Why I Wore Lipstick: To My Mastectomy [Paperback]by Geralyn Lucas
If nothing else it will make you grateful for the NHS and the treatment we take for granted here in the UK compared to that offered (or not!) in the USA
The story line is that shortly after graduating from Columbia University's Graduate School of Journalism, Geralyn Lucas lands her dream job working for 20/20. Lucas is then diagnosed with breast cancer at the age of 27 and has a dilemma - whether to have a lumpectomy or the potentially safer mastectomy. After consulting several doctors (including her husband) and researching the operations she decides to undergo a mastectomy. Her subsequent chemotherapy treatment leads to tensions within her marriage but the couple stays together. She also has breast reconstruction. Geralyn eventually does go on to become a mother, something she feared she would be unable to do. Geralyn meets several "angels" in the story, people who have been in similar positions to her and are able to dispense good advice.

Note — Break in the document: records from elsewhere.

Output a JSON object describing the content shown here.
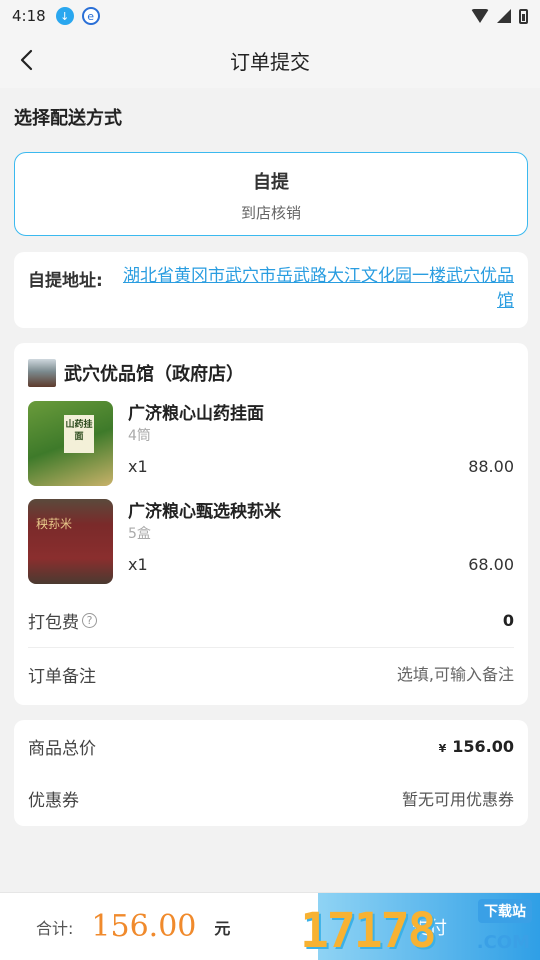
{
  "status_bar": {
    "time": "4:18"
  },
  "nav": {
    "title": "订单提交"
  },
  "delivery": {
    "section_label": "选择配送方式",
    "method_title": "自提",
    "method_sub": "到店核销"
  },
  "address": {
    "label": "自提地址:",
    "value": "湖北省黄冈市武穴市岳武路大江文化园一楼武穴优品馆"
  },
  "shop": {
    "name": "武穴优品馆（政府店）",
    "items": [
      {
        "name": "广济粮心山药挂面",
        "spec": "4筒",
        "qty": "x1",
        "price": "88.00",
        "thumb_text": "山药挂面"
      },
      {
        "name": "广济粮心甄选秧荪米",
        "spec": "5盒",
        "qty": "x1",
        "price": "68.00",
        "thumb_text": "秧荪米"
      }
    ],
    "packing_label": "打包费",
    "packing_help": "?",
    "packing_value": "0",
    "remark_label": "订单备注",
    "remark_placeholder": "选填,可输入备注"
  },
  "summary": {
    "goods_total_label": "商品总价",
    "currency": "¥",
    "goods_total_value": "156.00",
    "coupon_label": "优惠券",
    "coupon_value": "暂无可用优惠券"
  },
  "bottom": {
    "total_label": "合计:",
    "total_amount": "156.00",
    "total_unit": "元",
    "pay_label": "支付"
  },
  "watermark": {
    "digits": "17178",
    "site": "下载站",
    "domain": ".COM"
  },
  "colors": {
    "accent": "#3bb9ef",
    "price": "#f08a2c",
    "link": "#2a9de0"
  }
}
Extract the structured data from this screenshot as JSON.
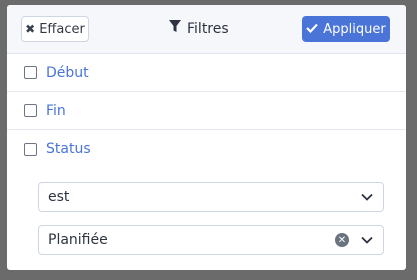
{
  "header": {
    "clear_label": "Effacer",
    "title": "Filtres",
    "apply_label": "Appliquer"
  },
  "filters": [
    {
      "label": "Début",
      "checked": false
    },
    {
      "label": "Fin",
      "checked": false
    },
    {
      "label": "Status",
      "checked": false
    }
  ],
  "status_filter": {
    "operator": "est",
    "value": "Planifiée"
  },
  "colors": {
    "accent": "#4a74d8",
    "header_bg": "#f5f7fb",
    "backdrop": "#6b6b6b"
  }
}
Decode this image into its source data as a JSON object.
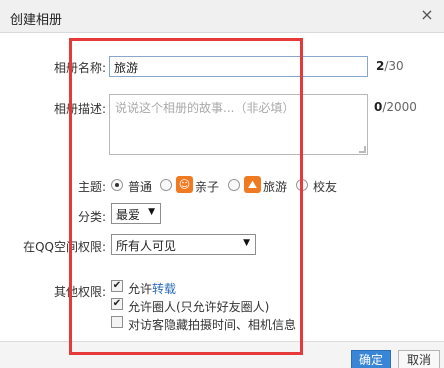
{
  "dialog": {
    "title": "创建相册",
    "close_glyph": "×"
  },
  "name": {
    "label": "相册名称:",
    "value": "旅游",
    "count": "2",
    "max": "/30"
  },
  "description": {
    "label": "相册描述:",
    "placeholder": "说说这个相册的故事...（非必填）",
    "count": "0",
    "max": "/2000"
  },
  "theme": {
    "label": "主题:",
    "options": [
      {
        "label": "普通",
        "selected": true
      },
      {
        "label": "亲子",
        "selected": false,
        "icon": "child-face-icon"
      },
      {
        "label": "旅游",
        "selected": false,
        "icon": "travel-icon"
      },
      {
        "label": "校友",
        "selected": false
      }
    ]
  },
  "category": {
    "label": "分类:",
    "value": "最爱",
    "arrow": "▼"
  },
  "qzone": {
    "label": "在QQ空间权限:",
    "value": "所有人可见",
    "arrow": "▼"
  },
  "other": {
    "label": "其他权限:",
    "options": [
      {
        "prefix": "允许",
        "link": "转载",
        "checked": true
      },
      {
        "prefix": "允许圈人(只允许好友圈人)",
        "link": "",
        "checked": true
      },
      {
        "prefix": "对访客隐藏拍摄时间、相机信息",
        "link": "",
        "checked": false
      }
    ]
  },
  "buttons": {
    "ok": "确定",
    "cancel": "取消"
  },
  "check_glyph": "✔",
  "colors": {
    "accent": "#3a86d6",
    "highlight": "#e6393a",
    "icon_orange": "#f07a22"
  }
}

The title refers to her belief that only confident women wear red lipstick.
Seen several people on here say how much they've enjoyed The Help - and I thought it was fabulous too (Kathryn Stockett) there was a book thread... might try to find it and bump it up.. Jane
I really, really enjoyed "The Emperor of All Maladies" by Sid Mukerjee, who is an American oncologist. It's the story of cancer and its treatments, and quite the opposite of being a bit depressing I ended up feeling a lot more hopeful than when I'd started. I think it even won a Pulitzer prize, and is very well written as well as being extremely interesting. I've been raving about it since I finished it.
If it's more general reading you're after - maybe even a chance to forget BC for a while - this thread might be worth a look.
Good luck with chemo.
If it's cancer books you're after, these are the ones I posted a few months back (I copied from other post!). I assume this was the kind of reading you were after, rather than novels you might enjoy! Though novels are definitely good too.
After Breast Cancer: A Common Sense Guide to Life After Treatment, by Hester Hill Schnipper (cool name!) pub. Bantam 2006 (2nd ed). This is described as the 'follow on' from the famous Dr Love's Breast Book, and so of course reflects a USA context, but it's good, and does what it says on the tin (or cover, anyway)
The Cancer Survivor's Companion: Practical Ways to Cope with Your Feelings after Cancer, by Dr Frances Goodhart and Lucy Atkins, pub. Piatkus 2011. This is a British book, endorsed by BCC's clinical advisers, and is essentially a practical self-help book. Rocket science it's not, and if you've done any counselling or pastoral care training won't show you much new, but helpful. Lots of 'case studies' to illustrate ideas. Covers cancer generically, not just bc. Very down to earth and 'grounded'
Can Survive: Reclaiming Your Life After Cancer, by Susan Nessim and Judith Ellis, pub Houghton Miflin, 2000. Again a US book and obviously now a decade old. Nonetheless, good, practical stuff.
Moving Forward: For People Living With and Beyond Breast Cancer, free from Breast Cancer Care. In a nice cream coloured folder, a series of leaflets and a DVD addressing practical stuff about life after treatment in UK context. You can order at the main website (I did) or some hopsitals offer it. Basic information, clearly presented. It's not a self-help guide, but it is very useful.
(Edit - ambiguous sentence!)
i've bought two books (so far)
Dr.Susan Love's Breast Book (Its american but full of very useful stuff)
I have found this very informative - it was first published years ago but is updated often. I think you'll find that others will recommend this too.
the other book was in french so i could look up all the terminology in case the doctors/surgeon/nurses didnt speak english.The surgeon does so no problem there.but thats no use to you!!!!
I'd be interested if anyone knew of any novels that dealt with the issue...
I have noticed quite a few references to books that different people have read which they have found useful, inspiring, etc ...
and as i am at the start of my chemo and then rads journey have time to actually read - normally never seemed too - always too busy!!
so suggestions please ladies!